 Parkway DHH students and silent zone participants take a photo together.

May 3, 2024 - Deaf/Hard of Hearing (DHH) students at Parkway West High School celebrated Deaf History Week through a series of videos, workshops, and table activities. Deaf History Week is recognized annually to educate hearing and DHH individuals about Deaf culture and American Sign Language (ASL). 

“DHH students have done a great job of preparing materials such as posters for the walls, and researching famous Deaf individuals and Deaf history/culture to help us prepare materials for the week,” said Zachary Jodlowski, special education teacher at Parkway West High School. “During our week-long celebration, DHH and hearing students have been given opportunities to learn ASL from videos shown in class by their teachers and attend workshops presented by their DHH peers. We also held a spirit week where staff and students were encouraged to dress according to certain themes relating to Deaf history.”

The week also incorporated silent zones, which were set up during lunch periods. A silent zone is a space where people don’t use their voices to communicate but instead use ASL. At Parkway, everyone is invited to participate, experts and first-time learners of ASL. At the table, DHH students provided worksheets that included the ASL Alphabet, conversation starts, and beginner signs to learn such as “hello,” “good,” “family,” and “goodbye.” 

“We had several people who I had never met come to the silent zone and chat with us, so that was pretty cool,” said Lukas Colble, Parkway and DHH senior student. “ASL is my first language. That’s what I learned growing up, so I like getting to teach that to other people. We don’t want anyone to be scared to talk to deaf people. We enjoy helping others learn to communicate with us.”

Throughout the week, staff received a video highlighting five signs taught by DHH students.

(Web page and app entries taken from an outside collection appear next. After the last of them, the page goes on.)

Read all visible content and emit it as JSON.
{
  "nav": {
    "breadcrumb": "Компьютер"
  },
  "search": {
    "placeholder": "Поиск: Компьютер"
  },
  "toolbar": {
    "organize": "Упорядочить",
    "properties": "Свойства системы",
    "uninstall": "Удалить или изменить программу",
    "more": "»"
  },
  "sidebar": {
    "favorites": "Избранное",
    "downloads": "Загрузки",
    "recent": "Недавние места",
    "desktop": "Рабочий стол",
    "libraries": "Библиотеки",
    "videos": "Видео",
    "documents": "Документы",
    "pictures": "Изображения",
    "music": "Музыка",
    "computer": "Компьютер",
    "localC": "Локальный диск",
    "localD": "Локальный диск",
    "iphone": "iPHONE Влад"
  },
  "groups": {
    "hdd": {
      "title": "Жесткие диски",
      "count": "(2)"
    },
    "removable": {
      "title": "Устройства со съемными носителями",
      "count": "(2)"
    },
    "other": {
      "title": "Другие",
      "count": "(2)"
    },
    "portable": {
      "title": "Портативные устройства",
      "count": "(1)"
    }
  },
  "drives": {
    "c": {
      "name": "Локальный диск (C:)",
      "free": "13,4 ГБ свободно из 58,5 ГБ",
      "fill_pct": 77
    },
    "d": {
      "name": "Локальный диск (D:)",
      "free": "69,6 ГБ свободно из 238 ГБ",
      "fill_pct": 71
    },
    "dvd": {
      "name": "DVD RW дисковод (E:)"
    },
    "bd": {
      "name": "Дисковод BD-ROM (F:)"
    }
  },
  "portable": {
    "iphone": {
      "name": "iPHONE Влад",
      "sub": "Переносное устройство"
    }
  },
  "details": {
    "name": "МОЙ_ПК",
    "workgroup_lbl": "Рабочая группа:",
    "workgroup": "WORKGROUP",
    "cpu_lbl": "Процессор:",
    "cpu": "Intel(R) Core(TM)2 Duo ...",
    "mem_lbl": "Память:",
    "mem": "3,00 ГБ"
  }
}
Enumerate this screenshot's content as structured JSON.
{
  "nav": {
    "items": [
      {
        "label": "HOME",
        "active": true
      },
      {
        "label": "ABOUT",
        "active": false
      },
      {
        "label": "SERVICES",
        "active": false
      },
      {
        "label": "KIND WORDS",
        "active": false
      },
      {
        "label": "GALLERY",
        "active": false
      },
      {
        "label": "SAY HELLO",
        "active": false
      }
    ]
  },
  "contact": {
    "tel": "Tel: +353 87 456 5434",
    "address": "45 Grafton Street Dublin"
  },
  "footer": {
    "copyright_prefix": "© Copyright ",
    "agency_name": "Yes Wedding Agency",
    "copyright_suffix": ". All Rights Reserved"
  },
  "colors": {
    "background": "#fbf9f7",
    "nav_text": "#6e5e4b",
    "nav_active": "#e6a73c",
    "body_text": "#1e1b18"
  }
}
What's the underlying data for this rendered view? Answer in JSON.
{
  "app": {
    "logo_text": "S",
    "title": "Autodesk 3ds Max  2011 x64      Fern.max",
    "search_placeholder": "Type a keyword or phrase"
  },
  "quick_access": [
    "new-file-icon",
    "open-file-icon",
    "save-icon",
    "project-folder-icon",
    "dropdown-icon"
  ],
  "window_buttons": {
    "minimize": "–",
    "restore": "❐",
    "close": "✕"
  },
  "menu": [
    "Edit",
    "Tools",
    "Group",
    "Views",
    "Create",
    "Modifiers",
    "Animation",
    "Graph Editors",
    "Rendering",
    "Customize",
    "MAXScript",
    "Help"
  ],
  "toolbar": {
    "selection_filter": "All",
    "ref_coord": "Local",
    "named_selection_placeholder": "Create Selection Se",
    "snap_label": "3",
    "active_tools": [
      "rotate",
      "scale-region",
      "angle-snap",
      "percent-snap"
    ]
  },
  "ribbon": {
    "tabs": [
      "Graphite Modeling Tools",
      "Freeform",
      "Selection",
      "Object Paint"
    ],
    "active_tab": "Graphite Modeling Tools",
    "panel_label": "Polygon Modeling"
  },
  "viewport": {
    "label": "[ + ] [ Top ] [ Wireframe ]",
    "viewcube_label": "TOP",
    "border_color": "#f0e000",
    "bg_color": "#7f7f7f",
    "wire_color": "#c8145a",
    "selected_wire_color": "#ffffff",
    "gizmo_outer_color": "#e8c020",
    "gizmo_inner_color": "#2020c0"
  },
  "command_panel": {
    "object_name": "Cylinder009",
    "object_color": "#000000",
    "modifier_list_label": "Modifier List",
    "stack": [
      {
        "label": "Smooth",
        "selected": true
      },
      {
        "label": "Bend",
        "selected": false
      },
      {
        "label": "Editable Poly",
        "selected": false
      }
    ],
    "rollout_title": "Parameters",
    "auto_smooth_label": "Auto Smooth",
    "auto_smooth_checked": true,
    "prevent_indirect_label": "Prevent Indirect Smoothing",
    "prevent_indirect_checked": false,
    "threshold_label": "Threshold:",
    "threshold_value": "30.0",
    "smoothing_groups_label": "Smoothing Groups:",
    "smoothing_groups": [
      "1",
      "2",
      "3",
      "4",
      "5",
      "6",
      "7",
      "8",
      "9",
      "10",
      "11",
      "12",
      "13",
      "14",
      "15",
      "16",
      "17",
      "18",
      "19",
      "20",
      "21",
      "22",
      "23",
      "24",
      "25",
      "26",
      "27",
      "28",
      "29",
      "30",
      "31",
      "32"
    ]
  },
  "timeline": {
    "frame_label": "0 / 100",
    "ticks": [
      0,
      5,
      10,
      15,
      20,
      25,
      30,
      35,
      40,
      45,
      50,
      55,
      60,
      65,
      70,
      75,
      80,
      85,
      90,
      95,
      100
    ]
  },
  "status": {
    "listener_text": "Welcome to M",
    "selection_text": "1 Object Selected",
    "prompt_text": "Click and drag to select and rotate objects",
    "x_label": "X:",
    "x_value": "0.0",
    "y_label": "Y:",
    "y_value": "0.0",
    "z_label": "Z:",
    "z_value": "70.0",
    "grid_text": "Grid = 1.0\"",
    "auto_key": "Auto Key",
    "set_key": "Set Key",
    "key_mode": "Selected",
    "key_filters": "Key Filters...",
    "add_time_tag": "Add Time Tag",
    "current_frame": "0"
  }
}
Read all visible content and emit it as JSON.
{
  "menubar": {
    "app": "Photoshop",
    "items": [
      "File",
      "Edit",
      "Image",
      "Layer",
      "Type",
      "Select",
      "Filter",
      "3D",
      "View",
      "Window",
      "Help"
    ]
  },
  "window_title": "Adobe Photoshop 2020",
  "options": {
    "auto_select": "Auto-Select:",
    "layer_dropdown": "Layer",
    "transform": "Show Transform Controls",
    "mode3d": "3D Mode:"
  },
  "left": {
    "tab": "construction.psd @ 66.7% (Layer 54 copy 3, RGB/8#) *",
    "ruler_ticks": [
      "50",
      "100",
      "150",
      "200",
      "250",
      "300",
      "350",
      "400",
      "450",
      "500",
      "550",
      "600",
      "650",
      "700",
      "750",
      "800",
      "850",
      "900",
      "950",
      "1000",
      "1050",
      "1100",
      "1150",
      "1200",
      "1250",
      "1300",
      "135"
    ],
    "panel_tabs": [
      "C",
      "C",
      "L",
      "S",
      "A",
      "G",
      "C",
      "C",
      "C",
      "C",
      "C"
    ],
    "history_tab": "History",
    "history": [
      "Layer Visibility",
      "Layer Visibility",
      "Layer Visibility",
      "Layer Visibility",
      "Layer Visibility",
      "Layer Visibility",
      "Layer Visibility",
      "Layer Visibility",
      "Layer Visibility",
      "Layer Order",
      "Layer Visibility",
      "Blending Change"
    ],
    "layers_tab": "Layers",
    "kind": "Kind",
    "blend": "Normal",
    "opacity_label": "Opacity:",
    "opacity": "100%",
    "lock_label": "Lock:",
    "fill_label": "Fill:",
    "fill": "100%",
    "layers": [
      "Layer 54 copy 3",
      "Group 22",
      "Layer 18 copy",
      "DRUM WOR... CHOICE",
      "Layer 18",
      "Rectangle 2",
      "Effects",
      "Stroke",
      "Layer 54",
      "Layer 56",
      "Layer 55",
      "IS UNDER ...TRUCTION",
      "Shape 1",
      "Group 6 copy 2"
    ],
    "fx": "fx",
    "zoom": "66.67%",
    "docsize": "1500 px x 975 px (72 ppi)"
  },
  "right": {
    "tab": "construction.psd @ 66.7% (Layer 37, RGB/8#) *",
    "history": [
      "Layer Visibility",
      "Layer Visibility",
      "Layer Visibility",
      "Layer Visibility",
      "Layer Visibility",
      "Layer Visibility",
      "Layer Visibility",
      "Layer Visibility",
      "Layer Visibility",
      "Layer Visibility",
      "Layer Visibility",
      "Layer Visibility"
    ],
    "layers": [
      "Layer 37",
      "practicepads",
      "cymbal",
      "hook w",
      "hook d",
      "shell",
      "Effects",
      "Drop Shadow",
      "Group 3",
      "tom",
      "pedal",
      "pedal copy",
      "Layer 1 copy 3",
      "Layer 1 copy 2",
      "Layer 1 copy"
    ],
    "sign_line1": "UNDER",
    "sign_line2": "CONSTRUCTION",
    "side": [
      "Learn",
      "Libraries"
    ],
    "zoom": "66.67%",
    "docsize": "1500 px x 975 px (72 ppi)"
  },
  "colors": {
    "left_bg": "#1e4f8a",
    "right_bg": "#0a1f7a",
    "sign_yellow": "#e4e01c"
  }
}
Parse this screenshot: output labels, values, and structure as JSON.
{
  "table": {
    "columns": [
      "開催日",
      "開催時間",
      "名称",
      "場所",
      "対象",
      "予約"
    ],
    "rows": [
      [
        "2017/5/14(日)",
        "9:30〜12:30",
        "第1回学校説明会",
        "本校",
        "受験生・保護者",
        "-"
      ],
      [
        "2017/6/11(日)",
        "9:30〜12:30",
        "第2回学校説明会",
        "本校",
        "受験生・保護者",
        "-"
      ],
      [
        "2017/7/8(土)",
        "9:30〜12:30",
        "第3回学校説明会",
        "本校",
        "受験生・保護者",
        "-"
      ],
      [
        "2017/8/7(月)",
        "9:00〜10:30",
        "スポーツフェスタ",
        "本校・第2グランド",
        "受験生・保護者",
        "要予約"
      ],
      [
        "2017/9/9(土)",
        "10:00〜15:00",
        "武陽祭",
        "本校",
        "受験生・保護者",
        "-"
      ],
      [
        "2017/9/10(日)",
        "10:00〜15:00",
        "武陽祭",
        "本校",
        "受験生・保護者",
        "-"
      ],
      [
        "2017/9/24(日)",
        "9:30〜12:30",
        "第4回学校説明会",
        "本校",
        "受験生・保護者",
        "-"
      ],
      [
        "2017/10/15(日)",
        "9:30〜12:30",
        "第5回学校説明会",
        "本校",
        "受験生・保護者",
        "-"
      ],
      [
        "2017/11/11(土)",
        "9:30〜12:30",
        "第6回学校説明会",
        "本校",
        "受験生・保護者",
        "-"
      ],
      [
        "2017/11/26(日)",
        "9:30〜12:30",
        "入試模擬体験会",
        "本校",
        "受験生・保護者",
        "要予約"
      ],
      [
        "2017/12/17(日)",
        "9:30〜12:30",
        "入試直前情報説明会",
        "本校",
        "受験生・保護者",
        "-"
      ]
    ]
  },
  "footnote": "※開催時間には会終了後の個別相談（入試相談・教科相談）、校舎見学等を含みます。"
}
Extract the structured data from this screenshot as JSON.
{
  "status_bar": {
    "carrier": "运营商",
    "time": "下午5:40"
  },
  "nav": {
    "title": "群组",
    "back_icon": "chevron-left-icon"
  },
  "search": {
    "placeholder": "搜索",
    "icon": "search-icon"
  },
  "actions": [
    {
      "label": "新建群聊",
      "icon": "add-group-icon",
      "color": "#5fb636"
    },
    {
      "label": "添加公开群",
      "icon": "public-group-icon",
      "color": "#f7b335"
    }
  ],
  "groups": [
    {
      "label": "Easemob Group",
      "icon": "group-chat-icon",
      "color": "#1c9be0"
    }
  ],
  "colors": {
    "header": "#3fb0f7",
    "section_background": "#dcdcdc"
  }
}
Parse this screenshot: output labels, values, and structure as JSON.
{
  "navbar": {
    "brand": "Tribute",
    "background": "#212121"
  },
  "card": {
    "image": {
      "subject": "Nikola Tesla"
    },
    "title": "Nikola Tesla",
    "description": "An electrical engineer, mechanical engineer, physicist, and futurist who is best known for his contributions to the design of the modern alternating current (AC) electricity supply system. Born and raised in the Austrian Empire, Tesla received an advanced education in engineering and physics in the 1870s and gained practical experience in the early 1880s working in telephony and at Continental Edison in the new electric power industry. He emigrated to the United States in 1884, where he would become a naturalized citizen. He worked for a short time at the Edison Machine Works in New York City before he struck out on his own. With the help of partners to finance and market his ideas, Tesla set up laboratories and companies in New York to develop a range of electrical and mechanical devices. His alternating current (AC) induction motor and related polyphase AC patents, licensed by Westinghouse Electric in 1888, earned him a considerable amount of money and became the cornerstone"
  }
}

Jodloski says it was a great opportunity for general education teachers to learn another way to communicate. 

“It’s become a source of excitement for our DHH students to be involved in taking the lead to teach multiple people their language,” said Jodloski. “It’s wonderful to see our DHH students get to participate and be recognized for their community and culture.”